  9. I liked this. I felt like I was by the sea as I read this. I don't have any problems with prologues, and I have no idea why they're suddenly in disfavor, but I do think this one doesn't work. It doesn't seem to be highlighting an important event from the past (but maybe's it's longer than this excerpt?) If it isn't, the same info could be gotten out in the course of the actual story in a flashback.

    And I agree about the dialect being difficult to read. Usually, if you pick a word or two to use in dialect, that can convey the accent pretty well. And using words like Da, Gaffer, and laddie, or lad help too.

  10. Barbara: yes, the prologue is longer that this small snippet. Two hundred and fifty is just an itty bitty amount of words when it comes right down to it!

    And actually, originally it wasn't a prologue, just a flash back.
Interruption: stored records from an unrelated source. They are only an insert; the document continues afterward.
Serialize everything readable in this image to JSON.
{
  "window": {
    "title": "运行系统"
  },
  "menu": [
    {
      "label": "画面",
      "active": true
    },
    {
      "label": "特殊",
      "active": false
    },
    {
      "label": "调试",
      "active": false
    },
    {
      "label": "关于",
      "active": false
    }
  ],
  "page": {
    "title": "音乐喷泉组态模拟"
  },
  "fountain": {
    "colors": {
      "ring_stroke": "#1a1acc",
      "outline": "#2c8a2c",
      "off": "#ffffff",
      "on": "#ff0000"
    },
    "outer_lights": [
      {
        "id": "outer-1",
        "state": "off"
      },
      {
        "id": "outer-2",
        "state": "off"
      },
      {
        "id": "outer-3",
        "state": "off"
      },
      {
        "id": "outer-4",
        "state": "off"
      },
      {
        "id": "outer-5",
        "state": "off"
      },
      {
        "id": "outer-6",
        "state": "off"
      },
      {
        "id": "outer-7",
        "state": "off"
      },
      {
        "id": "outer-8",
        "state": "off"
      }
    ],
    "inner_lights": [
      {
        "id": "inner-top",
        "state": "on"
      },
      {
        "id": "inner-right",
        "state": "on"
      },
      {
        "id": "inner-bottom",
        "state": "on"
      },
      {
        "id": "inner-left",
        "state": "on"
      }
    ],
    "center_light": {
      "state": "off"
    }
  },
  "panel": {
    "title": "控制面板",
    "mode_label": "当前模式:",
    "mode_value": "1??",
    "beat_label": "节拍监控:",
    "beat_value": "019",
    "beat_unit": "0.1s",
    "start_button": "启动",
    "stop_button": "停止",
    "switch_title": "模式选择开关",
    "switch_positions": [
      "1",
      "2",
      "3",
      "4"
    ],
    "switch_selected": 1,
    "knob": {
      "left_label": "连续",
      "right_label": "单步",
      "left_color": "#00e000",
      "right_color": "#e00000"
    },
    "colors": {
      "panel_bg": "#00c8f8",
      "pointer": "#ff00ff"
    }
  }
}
However, it wasn't working very well, and a critique partner suggested it might be one of the few circumstances that a prologue would work. So I tried it! And I loved it! The entire scene just works really well and sets up the motivation of the character nicely for later in life. Wish I could have posted the whole thing!

  11. Wow, I can hear the accent when I read your words. Nicely done!

    The one thing that jars me a little at first is I have no idea where your story's taking place. Maybe it'd be better to describe the docks in the second paragraph and move the puppy thing where the docks are? As it is, I feel like the playfulness of the puppy conteracts the mood you're going for with Gaffer's words.